To pretend you will not is to ignore the obvious.

Senator Crowley got up this afternoon and said, `It is good for Medicare, people dropping out. We will be able to cope with them.' I say to Senator Crowley that private health insurance is in free fall. Every one per cent that drops out adds $100 million a year to the system. The government must either increase the Medicare levy to cope with that or increase taxation; otherwise its budget is blown out of the water. So something has to be done.

  With regard to setting up another committee, we have had committees looking into this matter for 11 years. When Minister Howe had responsibility for this portfolio he tried to introduce co-payment.
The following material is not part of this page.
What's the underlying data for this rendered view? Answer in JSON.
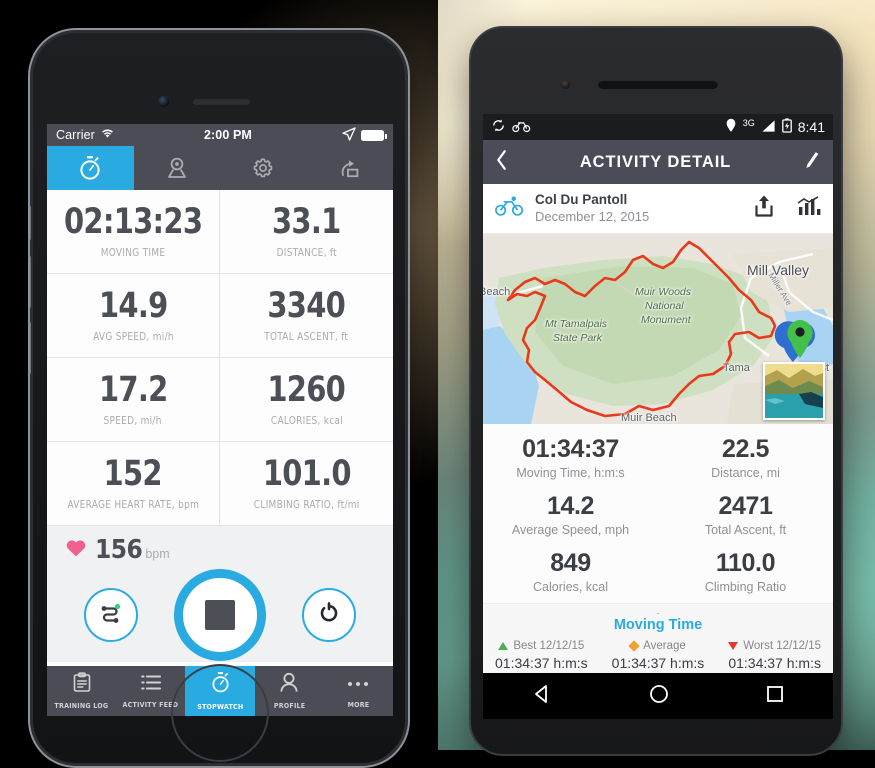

Senator Crowley led the charge to change the mind of the Prime Minister (Mr Keating) on that issue, and she succeeded. What has happened? Every time the premiums go up, people drop out of private health insurance. It could well be said that it is because of the recession, that people have not got the money, and that is true in part.

  Does Senator Crowley realise that 30 per cent of the population now have health care cards? There are 9,757,424 people out of our total population of 17 1/2 million on income support payments. And she says that is good. She says that is the solution. She admitted that these young people would be dependent on Medicare if they needed treatment. Has Senator Crowley forgotten about the babies with birth injuries, the youth who are suiciding, the number involved in accidents who have to access the health care system? They constitute a large number of people.

  After 11 years of Labor, the rich have got richer and the poor have got poorer. Presently, the poorest 40 per cent control only nine per cent of the nation's wealth, whereas when those opposite came into government they controlled 22 per cent of the wealth. When those opposite came into government, 77 per cent of the population were covered by private health insurance; that figure is now down to 38 per cent.

  One of the things that is happening is the ageing of the population. In six years, one in seven will be over the age of 65, and it is the over-65s who incur most of the health care costs. In fact, two-thirds of health care expenditure goes on people over the age of 65, and one in seven will be in that category in six years time. What is the government doing about this? It is forming another committee to look at it. As Senator Crowley said this afternoon,`We will be reviewing it. We will be looking at it. We will be forming another committee. We will be the mirror people, looking into it again so that we can see ourselves coming out the other side.'

  There is also the issue of technology. Senator Cooney is well aware of the magnificent technology that is now available and from which many benefit. One of the commonest procedures nowadays is coronary bypass surgery, and that is adding to the cost. What is Senator Crowley going to do about technology? She says, `We are going to look at it so that we can see the problems.' I hope the honourable senator's ignorance might be helped by my contribution.